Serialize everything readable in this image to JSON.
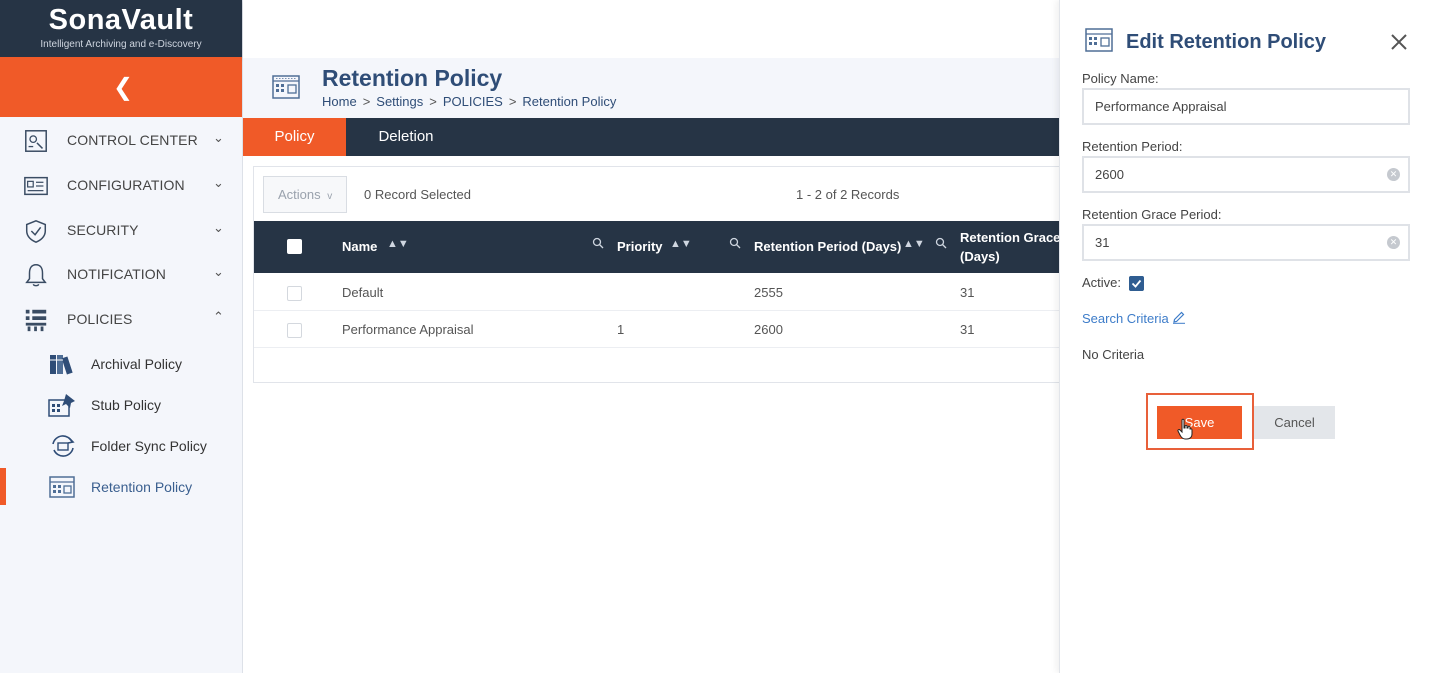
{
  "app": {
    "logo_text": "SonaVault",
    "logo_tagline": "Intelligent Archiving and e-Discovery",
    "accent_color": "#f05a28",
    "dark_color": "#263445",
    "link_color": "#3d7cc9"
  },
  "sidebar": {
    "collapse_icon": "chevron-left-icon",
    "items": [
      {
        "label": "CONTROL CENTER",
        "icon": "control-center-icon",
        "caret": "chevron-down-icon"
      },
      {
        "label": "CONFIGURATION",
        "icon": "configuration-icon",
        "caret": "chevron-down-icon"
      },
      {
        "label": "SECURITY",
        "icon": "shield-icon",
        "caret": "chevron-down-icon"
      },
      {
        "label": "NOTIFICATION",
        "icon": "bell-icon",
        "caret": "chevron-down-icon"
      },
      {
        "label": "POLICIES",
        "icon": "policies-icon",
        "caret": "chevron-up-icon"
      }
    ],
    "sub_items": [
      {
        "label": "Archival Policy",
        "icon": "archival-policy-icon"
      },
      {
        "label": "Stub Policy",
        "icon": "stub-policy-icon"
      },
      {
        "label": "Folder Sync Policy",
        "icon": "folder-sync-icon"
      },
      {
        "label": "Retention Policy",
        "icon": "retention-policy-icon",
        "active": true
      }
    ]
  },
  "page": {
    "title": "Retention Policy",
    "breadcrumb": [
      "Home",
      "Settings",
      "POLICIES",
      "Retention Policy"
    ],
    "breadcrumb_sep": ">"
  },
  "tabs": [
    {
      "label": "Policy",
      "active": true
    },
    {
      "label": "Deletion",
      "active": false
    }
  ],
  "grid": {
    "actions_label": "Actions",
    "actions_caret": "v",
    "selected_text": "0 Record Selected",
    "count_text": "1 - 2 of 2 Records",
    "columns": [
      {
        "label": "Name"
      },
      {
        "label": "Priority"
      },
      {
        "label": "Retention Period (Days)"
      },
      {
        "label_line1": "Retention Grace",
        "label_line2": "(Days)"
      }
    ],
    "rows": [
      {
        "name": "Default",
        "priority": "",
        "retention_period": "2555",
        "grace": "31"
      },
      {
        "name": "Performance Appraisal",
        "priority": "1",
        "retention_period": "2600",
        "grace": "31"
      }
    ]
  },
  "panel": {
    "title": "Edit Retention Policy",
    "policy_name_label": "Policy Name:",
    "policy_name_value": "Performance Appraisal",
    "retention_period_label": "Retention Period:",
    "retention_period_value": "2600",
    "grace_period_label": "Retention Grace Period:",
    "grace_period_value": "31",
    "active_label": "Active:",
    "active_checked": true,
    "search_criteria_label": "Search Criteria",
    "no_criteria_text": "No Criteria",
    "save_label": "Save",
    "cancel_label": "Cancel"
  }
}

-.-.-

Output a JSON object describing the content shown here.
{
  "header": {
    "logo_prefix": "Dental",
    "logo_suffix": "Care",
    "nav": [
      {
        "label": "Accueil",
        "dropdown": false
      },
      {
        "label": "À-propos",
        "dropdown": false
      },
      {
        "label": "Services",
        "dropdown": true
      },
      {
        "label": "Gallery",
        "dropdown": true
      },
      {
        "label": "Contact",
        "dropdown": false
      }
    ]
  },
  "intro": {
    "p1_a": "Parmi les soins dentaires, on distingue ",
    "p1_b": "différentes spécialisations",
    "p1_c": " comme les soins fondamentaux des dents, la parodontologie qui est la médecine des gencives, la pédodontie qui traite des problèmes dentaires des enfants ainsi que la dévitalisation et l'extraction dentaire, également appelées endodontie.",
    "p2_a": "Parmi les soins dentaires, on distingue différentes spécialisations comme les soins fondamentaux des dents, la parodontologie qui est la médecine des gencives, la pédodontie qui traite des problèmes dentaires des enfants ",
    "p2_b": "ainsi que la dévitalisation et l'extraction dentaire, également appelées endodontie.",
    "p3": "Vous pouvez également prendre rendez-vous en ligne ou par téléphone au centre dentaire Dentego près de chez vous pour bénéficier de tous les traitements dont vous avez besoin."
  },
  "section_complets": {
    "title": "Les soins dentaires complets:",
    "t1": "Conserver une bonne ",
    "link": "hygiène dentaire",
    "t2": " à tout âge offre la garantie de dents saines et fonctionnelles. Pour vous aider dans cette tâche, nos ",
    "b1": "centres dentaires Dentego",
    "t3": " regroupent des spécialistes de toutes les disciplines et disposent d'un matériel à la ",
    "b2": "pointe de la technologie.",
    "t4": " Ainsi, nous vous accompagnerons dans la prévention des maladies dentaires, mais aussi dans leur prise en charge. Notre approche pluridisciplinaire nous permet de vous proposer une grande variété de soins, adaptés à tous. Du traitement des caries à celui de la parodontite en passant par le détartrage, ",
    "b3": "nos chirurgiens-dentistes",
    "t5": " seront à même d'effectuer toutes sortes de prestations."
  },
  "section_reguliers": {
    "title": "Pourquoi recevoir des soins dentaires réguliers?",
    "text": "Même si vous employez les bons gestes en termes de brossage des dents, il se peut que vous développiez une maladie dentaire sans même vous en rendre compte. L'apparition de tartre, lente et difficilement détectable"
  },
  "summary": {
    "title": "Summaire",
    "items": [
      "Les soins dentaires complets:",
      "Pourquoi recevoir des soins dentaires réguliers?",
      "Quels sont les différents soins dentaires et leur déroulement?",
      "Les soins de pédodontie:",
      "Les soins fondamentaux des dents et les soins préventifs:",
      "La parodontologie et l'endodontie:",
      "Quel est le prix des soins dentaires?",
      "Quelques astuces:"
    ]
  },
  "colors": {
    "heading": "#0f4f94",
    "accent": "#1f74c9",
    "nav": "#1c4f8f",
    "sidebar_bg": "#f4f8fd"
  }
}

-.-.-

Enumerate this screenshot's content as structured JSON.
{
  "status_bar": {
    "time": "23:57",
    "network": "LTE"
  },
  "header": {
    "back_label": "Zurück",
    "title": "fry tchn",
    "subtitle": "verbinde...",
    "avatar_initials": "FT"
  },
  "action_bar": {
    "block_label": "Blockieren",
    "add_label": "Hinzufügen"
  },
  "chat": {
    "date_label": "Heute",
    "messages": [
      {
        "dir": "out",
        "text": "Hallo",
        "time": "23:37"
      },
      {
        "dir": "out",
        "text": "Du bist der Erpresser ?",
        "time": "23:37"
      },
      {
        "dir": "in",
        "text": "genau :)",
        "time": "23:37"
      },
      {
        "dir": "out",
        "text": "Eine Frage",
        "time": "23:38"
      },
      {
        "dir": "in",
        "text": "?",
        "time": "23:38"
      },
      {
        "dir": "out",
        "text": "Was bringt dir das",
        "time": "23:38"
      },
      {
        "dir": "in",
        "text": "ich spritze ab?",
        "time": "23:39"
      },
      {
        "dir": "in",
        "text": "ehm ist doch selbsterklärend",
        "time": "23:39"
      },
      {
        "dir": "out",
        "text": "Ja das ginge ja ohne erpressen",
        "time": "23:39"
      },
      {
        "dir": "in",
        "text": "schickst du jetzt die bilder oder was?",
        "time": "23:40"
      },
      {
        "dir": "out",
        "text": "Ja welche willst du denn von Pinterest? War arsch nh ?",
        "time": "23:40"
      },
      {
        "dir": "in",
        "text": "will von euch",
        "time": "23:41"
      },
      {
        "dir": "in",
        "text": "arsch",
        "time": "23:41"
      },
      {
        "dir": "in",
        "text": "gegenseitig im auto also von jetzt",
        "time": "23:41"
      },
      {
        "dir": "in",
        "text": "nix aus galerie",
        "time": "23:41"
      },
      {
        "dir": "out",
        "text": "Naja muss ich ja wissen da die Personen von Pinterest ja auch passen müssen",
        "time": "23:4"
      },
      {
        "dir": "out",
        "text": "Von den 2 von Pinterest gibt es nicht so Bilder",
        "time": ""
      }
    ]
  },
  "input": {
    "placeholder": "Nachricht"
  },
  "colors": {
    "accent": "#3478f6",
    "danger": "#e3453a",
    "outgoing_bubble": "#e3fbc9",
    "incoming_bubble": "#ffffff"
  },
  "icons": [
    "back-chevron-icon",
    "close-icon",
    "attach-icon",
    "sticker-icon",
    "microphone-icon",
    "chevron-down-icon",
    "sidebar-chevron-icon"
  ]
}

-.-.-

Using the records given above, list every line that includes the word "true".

        "active": true
      "active": true
    "active_checked": true,
        "dropdown": true
        "dropdown": true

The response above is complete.